Data records:
....................

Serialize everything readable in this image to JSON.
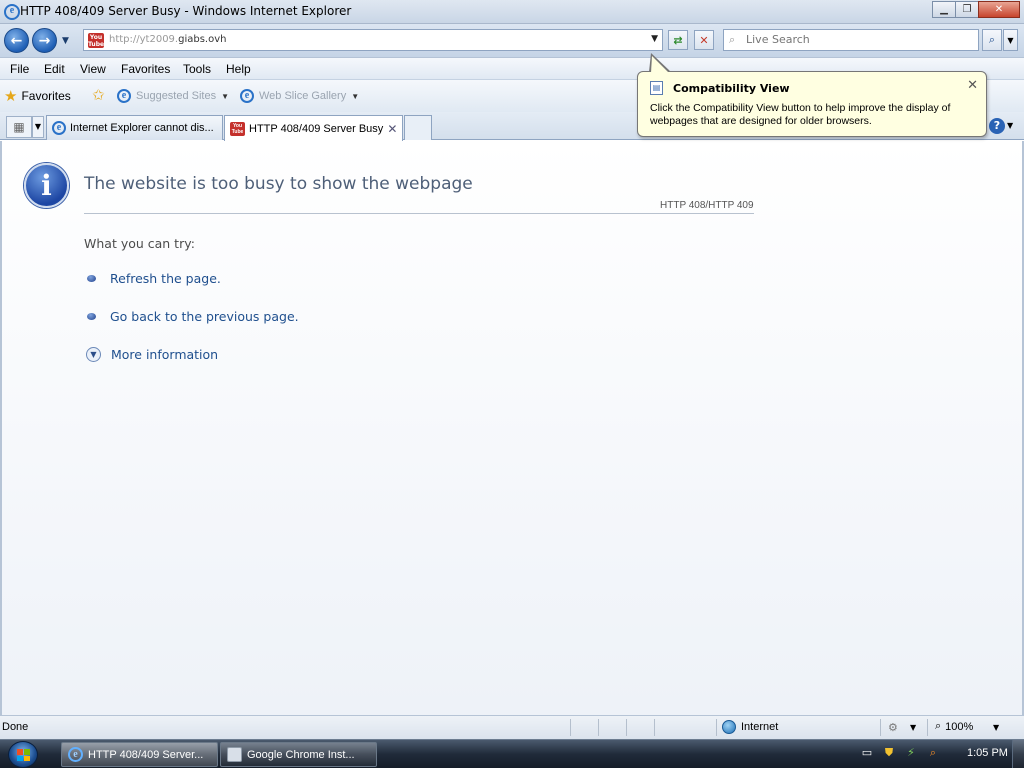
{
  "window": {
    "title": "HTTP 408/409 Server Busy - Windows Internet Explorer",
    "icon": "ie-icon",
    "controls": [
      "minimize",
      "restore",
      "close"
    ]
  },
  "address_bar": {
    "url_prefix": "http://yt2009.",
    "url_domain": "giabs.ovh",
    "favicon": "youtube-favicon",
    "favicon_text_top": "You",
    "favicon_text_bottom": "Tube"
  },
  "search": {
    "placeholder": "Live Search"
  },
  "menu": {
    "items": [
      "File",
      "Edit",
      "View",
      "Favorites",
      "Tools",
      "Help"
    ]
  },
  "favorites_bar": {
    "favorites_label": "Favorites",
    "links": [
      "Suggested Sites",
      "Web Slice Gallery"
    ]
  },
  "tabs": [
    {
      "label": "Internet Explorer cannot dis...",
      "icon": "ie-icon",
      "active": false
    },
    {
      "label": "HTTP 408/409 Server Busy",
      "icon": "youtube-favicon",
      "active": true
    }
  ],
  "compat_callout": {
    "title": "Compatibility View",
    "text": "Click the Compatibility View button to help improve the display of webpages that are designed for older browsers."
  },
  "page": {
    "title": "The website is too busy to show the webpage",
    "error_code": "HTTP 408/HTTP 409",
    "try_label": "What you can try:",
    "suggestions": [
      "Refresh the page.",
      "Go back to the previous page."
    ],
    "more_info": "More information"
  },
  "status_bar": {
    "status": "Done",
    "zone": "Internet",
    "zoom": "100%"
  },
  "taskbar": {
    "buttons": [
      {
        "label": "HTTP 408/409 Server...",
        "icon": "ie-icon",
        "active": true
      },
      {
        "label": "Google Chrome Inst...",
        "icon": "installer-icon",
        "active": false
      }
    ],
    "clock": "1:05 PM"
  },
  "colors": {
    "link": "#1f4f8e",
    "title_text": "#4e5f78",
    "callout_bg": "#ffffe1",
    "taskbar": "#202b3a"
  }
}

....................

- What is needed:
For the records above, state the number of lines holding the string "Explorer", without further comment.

- Exercise response:
2